If you go to the webpage from where I sourced this image you will see a chart listing various habitable planet candidates. It is listed according to the "Earth Similarity Index", which accounts for stellar flux as well as planet mass and radius. The reason it is listed in that order is directly linked to your question: the Goldilocks Zone is really looking at where an Earth-like planet could be habitable. So they are accounting for planet size, and you can also see in the definition of the equilibrium temperature that they admit that exoplanet atmospheres are unknown and thus an Earth-like atmosphere is assumed.
The RationalWiki article on astrobiology points out another important factor: icy moons like Enceladus and Europa that are heated by tidal friction are also considered to be in the Goldilocks Zone. Therefore, the Goldilocks Zone could be considered to have extra "pockets" around places such as those moons. Arguably, ozone layers and magnetospheres are also considered when evaluating habitability -- as more information about the planet is gathered and processed, every new clue is added to the analysis.
It is also possible that planets inside the Goldilocks Zone may be inhabitable. For example, tidal locking may cause wild climate effects... although recent work suggests that may be less of a problem.

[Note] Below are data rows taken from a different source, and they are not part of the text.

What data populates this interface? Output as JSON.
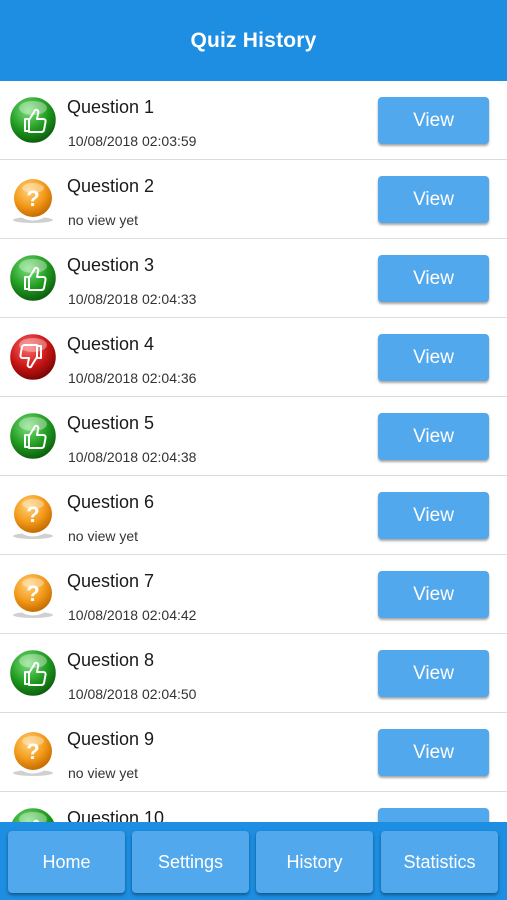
{
  "header": {
    "title": "Quiz History"
  },
  "view_label": "View",
  "rows": [
    {
      "title": "Question 1",
      "subtitle": "10/08/2018 02:03:59",
      "status": "thumbs-up-icon"
    },
    {
      "title": "Question 2",
      "subtitle": "no view yet",
      "status": "question-mark-icon"
    },
    {
      "title": "Question 3",
      "subtitle": "10/08/2018 02:04:33",
      "status": "thumbs-up-icon"
    },
    {
      "title": "Question 4",
      "subtitle": "10/08/2018 02:04:36",
      "status": "thumbs-down-icon"
    },
    {
      "title": "Question 5",
      "subtitle": "10/08/2018 02:04:38",
      "status": "thumbs-up-icon"
    },
    {
      "title": "Question 6",
      "subtitle": "no view yet",
      "status": "question-mark-icon"
    },
    {
      "title": "Question 7",
      "subtitle": "10/08/2018 02:04:42",
      "status": "question-mark-icon"
    },
    {
      "title": "Question 8",
      "subtitle": "10/08/2018 02:04:50",
      "status": "thumbs-up-icon"
    },
    {
      "title": "Question 9",
      "subtitle": "no view yet",
      "status": "question-mark-icon"
    },
    {
      "title": "Question 10",
      "subtitle": "",
      "status": "thumbs-up-icon"
    }
  ],
  "tabs": [
    {
      "label": "Home"
    },
    {
      "label": "Settings"
    },
    {
      "label": "History"
    },
    {
      "label": "Statistics"
    }
  ],
  "colors": {
    "header": "#1d8ee2",
    "button": "#52a8ec",
    "correct": "#1f9a1f",
    "incorrect": "#c81414",
    "unanswered": "#f39a1a"
  }
}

Onto your next point about radiation resistance. Welcome to the field of astrobiology! Studying life that can thrive in extreme conditions is essentially all that an astrobiologist does. You mentioned radiation resistant bacteria, there is also radiation resistance fungus which had been discovered thriving around the Chernobyl disaster site, and the tardigrade is an example of an actual animal that can withstand around 1000 times the amount of radiation as other animals.
Unfortunately I cannot quote a number for a maximum UV or radiation dose that DNA in general can withstand. However, different organisms have varying degrees of resistance to UV based on their respective evolutionary history, so I expect it would be inappropriate to suggest that the maximum dose that DNA alone can withstand corresponds to the maximum dose that the organism can withstand.

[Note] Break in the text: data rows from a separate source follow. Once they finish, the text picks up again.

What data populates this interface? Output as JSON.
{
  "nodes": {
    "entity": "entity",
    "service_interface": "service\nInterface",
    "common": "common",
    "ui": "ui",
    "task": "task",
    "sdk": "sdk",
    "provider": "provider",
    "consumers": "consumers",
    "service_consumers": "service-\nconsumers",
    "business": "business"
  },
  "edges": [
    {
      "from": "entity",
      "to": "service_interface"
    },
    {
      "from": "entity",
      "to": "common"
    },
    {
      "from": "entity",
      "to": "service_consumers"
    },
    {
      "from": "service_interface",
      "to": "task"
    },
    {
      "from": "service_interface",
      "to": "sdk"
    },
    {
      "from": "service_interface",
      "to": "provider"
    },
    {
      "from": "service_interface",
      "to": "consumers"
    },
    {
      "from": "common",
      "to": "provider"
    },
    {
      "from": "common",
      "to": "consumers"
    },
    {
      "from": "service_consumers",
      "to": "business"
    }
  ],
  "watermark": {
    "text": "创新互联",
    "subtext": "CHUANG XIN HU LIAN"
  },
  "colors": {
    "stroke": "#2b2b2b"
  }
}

In my opinion (caution, I'm not an astrobiologist by training), the rate at which new discoveries are being made regarding extreme survivability of life on Earth suggests that something as simple as a minimum/maximum distance from a particular star is insufficient. So I think your question itself is part of the answer, it is an ongoing debate.